- Zusha! appears roughly as cost-effective as AMF: 15%
- Zusha! appears less cost-effective than AMF (but is still a top charity recommendation): 10%
We had four conversations with James Habyarimana, Billy Jack, and Whitney Tate of gui2de over the course of the past year. We published notes from conversations we had in March 2016 and July 2016. We put significant time into producing our CEA of the Zusha! program (including Leon Zhang finding errors in the original studies’ CEAs). Recently, we have mainly focused on determining Zusha!'s room for more funding and our timeline for evaluating it as a potential top charity.
Subsequent to recommending this grant, we have published additional content on Zusha!:
- Notes from a site visit to Zusha!’s program in Nairobi, Kenya in February 2017
- A blog post on why we’re considering Zusha! as a potential top charity in 2017.
- 1. See, for example, World Health Organization, Road Safety Interactive Map.
"A $3 million grant…from USAID’s Development Innovation Ventures (DIV) supports the third phase of the Zusha! study in Kenya, and expands the project to three other countries – Tanzania, Uganda and Rwanda." Georgetown University 2014, "East Africa Road Safety Project Gets $3 Million Grant"
"Evocative messages encouraging passengers to speak up were placed inside a random sample of over 1,000 long-distance Kenyan minibuses, or matatus" Habyarimana and Jack 2010, working paper, pg. 4. (Note: This source is a working version of Habyarimana and Jack 2011.)
- Pure control: 2,093
- Placebo: 1,759
- Treatment stickers: 7,885
- Total: 11,737
Habyarimana and Jack 2015, pg. 4662, Table 1.
"Our estimates consistently suggest that the intervention reduced the number of incidents leading to an insurance claim by about a half." Habyarimana and Jack 2010, working paper, pg. 28. (Note: This source is a working version of Habyarimana and Jack 2011.)
"Among the roughly 8,000 vehicles in the treatment groups, the reduction [in insurance claims] was 25%." Habyarimana and Jack 2015, pg. 4661.
- "We identify an impact on driver behavior that is both statistically significant and economically large." Habyarimana and Jack 2010, working paper, pg. 1439. (Note: This source is a working version of Habyarimana and Jack 2011.)
- "All other message types [other than "text-only" stickers] reduce claims by statistically significant margins."
Habyarimana and Jack 2015, pg. 4667.

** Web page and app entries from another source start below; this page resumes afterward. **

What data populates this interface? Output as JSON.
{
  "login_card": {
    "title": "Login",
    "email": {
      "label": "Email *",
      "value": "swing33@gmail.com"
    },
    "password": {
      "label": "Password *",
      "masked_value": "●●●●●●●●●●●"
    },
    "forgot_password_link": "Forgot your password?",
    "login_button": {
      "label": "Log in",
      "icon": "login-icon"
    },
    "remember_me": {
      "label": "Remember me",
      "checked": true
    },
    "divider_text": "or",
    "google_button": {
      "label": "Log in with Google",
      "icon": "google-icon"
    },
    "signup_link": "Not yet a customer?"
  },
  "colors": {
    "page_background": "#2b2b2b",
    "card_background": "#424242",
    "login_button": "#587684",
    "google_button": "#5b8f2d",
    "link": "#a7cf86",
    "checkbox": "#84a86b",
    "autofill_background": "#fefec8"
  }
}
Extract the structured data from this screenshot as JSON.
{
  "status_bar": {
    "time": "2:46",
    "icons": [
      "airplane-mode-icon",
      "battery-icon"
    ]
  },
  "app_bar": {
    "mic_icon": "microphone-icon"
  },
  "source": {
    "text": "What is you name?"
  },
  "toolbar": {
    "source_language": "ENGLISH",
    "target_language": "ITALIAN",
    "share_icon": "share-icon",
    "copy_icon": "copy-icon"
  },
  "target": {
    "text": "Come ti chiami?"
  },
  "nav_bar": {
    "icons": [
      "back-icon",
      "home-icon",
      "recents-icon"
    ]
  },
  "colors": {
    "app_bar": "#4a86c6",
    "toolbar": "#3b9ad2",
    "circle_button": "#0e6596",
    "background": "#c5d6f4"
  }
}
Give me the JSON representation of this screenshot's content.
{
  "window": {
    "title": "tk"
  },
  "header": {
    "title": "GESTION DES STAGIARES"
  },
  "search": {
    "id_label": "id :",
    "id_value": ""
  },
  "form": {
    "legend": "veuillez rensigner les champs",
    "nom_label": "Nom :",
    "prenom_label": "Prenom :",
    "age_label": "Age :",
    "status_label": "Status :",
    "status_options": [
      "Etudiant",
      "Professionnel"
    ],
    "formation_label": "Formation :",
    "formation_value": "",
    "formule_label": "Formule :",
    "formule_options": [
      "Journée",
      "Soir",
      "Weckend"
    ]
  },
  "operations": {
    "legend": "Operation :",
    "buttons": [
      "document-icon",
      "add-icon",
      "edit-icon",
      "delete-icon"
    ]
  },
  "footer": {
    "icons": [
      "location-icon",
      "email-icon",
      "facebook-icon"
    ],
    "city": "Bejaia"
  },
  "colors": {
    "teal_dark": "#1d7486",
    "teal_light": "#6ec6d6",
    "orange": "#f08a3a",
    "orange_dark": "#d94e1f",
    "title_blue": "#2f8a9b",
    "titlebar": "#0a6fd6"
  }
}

- "In our data, 11 percent of claims involved at least one death, although we do not know the actual number of deaths associated with each such accident. In our baseline case, the projected claims rate in the treatment group is about 10 percent, which the treatment reduces by five percentage points. Assuming the same rate of reduction in accidents involving a death as in accidents involving injuries or death (we are better able to estimate the impact on the latter), the intervention thus reduced the number of accidents including a death by about 6.0 per year per thousand vehicles. Conservatively we assume an average of two fatalities per accident including a death." Habyarimana and Jack 2010, working paper, pg. 20. (Note: This source is a working version of Habyarimana and Jack 2011.)
- "Among the roughly 8,000 vehicles in the treatment groups, about 140 accidents were avoided over the course of a year…Associated with the accidents that were avoided, we estimate 55 lives were saved." Habyarimana and Jack 2015, pg. 4668.
"Compliance with assignment to sticker groups, as measured by the number of [lottery] winners out of 10 drawn, was initially very high, but fell over the first 6 [months] of the intervention." Habyarimana and Jack 2015, pg. 4664.
- "Although we do not detect a placebo effect directly, we cannot reject equality of the treatment and placebo effects…even the low dosage of the placebo may have been partially effective." Pg. 4666.
- See Table 4, column "Claims", row "Placebo," pg. 4666.
GiveWell, Zusha! CEA, "CEA" sheet, cell B37.
- 12. GiveWell, Zusha! CEA, "CEA" sheet, cell B26.
- 13. See Zusha!, budget.